Our data center machines, due to all the information we feed them, are getting smarter. How can you use machine learning to your advantage?
Machine learning is a key part of how big data brings operational intelligence into our organizations. But while machine learning algorithms are fascinating, the science gets complex very quickly. We can’t all be data scientists, but IT professionals need to learn about how our machines are learning.
We are increasingly seeing practical and achievable goals for machine learning, such as finding usable patterns in our data and then making predictions. Often, these predictive models are used in operational processes to optimize an ongoing decision-making process, but they can also provide key insight and information to inform strategic decisions.
The basic premise of machine learning is to train an algorithm to predict an output value within some probabilistic bounds when it is given specific input data. Keep in mind that machine learning techniques today are inductive, not deductive — it leads to probabilistic correlations, not definitive conclusions.
The process of building these algorithms is called predictive modeling. Once you have mastered such a model on your data, you can sometimes examine it directly for insight into that original data, and/or apply the model to new data to predict something important. Broadly, a model’s output can be a classification of something, a likely outcome, a hidden relationship or attribute or an estimate of value.

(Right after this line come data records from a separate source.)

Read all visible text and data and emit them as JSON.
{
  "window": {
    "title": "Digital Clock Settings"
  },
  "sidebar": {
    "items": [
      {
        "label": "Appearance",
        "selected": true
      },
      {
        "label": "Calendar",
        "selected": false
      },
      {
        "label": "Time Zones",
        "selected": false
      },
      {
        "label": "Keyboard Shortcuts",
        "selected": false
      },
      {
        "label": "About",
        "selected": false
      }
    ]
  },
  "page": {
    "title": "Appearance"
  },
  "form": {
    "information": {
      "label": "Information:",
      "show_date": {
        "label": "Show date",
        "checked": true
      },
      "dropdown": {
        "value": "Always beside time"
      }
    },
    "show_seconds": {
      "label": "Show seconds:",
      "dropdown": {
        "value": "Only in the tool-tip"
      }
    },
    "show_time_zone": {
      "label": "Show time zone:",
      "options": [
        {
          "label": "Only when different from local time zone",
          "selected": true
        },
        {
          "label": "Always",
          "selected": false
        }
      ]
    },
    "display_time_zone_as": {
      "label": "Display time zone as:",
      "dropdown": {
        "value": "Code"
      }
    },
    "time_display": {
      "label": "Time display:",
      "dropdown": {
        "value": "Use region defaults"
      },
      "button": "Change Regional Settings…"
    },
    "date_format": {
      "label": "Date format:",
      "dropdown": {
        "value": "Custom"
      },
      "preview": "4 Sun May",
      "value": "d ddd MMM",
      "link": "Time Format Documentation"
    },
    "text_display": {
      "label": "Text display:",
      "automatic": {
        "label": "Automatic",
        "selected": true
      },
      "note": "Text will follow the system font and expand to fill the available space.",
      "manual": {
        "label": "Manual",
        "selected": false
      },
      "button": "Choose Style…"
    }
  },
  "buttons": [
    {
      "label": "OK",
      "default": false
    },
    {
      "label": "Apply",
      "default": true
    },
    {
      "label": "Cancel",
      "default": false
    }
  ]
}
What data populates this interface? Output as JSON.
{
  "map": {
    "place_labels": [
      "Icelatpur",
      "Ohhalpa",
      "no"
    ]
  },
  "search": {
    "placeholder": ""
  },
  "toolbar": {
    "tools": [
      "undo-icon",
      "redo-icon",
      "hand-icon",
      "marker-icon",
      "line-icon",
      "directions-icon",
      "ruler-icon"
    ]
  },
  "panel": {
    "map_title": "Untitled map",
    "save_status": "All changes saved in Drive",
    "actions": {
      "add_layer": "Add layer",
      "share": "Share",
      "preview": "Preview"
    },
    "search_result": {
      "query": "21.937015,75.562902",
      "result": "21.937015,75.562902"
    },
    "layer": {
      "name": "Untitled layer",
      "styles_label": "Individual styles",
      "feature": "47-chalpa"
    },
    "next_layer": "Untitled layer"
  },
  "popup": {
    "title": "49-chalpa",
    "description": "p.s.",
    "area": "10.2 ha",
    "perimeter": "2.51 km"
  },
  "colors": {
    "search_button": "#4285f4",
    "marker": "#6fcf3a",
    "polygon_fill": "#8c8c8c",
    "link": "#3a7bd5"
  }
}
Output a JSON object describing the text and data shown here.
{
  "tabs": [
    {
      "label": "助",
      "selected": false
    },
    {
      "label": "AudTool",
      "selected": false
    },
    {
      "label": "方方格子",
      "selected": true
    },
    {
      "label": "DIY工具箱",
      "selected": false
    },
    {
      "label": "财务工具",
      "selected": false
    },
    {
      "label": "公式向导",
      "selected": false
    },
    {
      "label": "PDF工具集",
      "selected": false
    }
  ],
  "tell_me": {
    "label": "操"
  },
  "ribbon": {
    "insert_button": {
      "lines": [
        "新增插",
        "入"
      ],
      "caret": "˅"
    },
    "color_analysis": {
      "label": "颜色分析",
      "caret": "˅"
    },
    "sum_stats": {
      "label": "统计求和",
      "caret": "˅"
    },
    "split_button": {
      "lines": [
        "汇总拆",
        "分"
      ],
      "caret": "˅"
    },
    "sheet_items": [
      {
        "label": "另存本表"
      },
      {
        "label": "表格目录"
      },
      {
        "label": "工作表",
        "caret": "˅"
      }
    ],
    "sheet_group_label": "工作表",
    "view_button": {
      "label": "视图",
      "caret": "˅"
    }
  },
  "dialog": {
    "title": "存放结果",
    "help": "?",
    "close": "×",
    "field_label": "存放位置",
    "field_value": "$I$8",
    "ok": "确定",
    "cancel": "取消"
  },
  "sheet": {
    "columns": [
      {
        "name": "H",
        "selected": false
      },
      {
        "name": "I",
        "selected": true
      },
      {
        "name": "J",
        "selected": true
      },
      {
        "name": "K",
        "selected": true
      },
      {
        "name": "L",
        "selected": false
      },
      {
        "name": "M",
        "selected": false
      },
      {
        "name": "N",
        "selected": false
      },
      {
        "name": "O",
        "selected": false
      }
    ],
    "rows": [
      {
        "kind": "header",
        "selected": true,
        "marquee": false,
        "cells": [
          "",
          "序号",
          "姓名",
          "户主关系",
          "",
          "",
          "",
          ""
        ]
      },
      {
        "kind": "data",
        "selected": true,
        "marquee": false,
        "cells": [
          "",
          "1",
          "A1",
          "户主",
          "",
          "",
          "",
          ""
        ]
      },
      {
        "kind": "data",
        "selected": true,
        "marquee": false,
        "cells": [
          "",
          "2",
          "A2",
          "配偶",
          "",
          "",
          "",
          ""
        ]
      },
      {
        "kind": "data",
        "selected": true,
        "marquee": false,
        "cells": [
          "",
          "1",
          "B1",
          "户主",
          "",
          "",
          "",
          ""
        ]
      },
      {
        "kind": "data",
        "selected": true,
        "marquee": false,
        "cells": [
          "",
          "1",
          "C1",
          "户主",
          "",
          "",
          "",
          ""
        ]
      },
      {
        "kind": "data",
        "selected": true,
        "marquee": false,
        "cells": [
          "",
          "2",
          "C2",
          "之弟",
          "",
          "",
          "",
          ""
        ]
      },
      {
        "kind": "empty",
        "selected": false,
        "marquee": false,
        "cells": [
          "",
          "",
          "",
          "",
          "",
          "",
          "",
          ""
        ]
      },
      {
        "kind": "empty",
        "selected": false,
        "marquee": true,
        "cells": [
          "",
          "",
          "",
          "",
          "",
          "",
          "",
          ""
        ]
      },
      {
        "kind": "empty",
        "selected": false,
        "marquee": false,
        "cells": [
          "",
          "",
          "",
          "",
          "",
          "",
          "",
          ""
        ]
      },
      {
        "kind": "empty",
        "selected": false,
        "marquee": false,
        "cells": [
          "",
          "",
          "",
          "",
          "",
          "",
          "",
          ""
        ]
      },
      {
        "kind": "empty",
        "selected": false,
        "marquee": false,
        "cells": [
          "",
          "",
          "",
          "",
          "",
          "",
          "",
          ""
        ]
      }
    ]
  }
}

Typically, machine learning techniques predict a value that is categorical, such as a label, color, membership or quality. For example, does this subject belong to a set of customers that we should try to retain, or that will buy something, or that will respond favorably to an offer?
Predictions can also be numerical if we are concerned with estimating quantities or value on a continuous scale. The output type determines the best learning method, and affects the measurements we use to judge the quality of the modeling.
Machine learning methods are either supervised or unsupervised. The difference isn’t whether the algorithms are free to misbehave, but rather whether they learn from training data that has the true outcome available — previously determined and added to the data set to provide supervision — or instead try to discover any natural patterns within a given set of data. Most business use predictive modeling, exploit supervised methods on training data, and usually aim to predict if a given instance — an email, person, company, or transaction — belongs to an interesting category — spam, likely buyer, good for credit, gets follow-up offer.
This excerpt is from TechTarget. To view the whole article click here.
Mike Matchett is a senior analyst and consultant at Taneja Group.